|Communal Living in Russia: Essays|
|Some tenants spy on others.|
|Translation of the Russian Transcript|
Photograph: A denunciation sent to a foreign consulate.
It is natural that people whose everyday lives take place in the same apartment will know about each other's affairs. To a degree, such knowledge is considered normal. As in any group, some people want to know more.
Various types of spying (listening in, looking) are fairly widespread in communal apartments. One informant describes a neighbor's habits this way: "She openly listens at other people's doors, or she stands there and listens to a telephone conversation and then with great relish relates what she heard to people in the kitchen. She'll say something like, "And I heard her criticizing you through the door. I even stopped to listen." She has this pose she takes. When she's on her way back from the kitchen, she stops at her door, leans forward a little, and stands there for a couple of minutes without moving, just listening.
While behavior of this kind is not commonly seen and probably reflects the proclivities of this one woman, her neighbors do not regard it as exceptional. Less obvious forms of the same conduct are ordinary. At the present time, spying is done for its own sake and has no relationship to the system of mutual observation and control that was a feature of the Soviet state. In the Stalinist period, an inclination to spy on others was institutionalized and resulted in denunciations of neighbors sent to various official offices.
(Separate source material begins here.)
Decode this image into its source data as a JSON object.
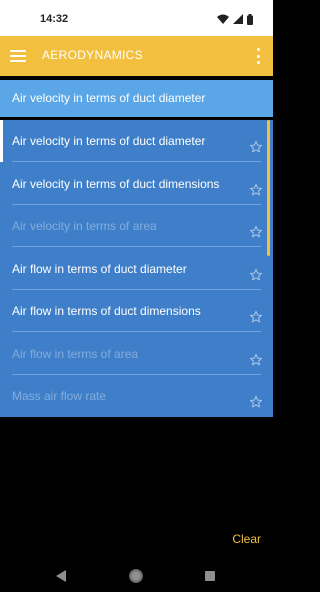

Such denunciations would be motivated either by a genuine belief in the struggle against "alien elements" and the necessity of unmasking them or (more often) by the utility of denunciations as a weapon in intra-apartment altercations with neighbors and a way to get an extra room if a neighbor was sent to prison (as could happen following a denunciation from a communal apartment).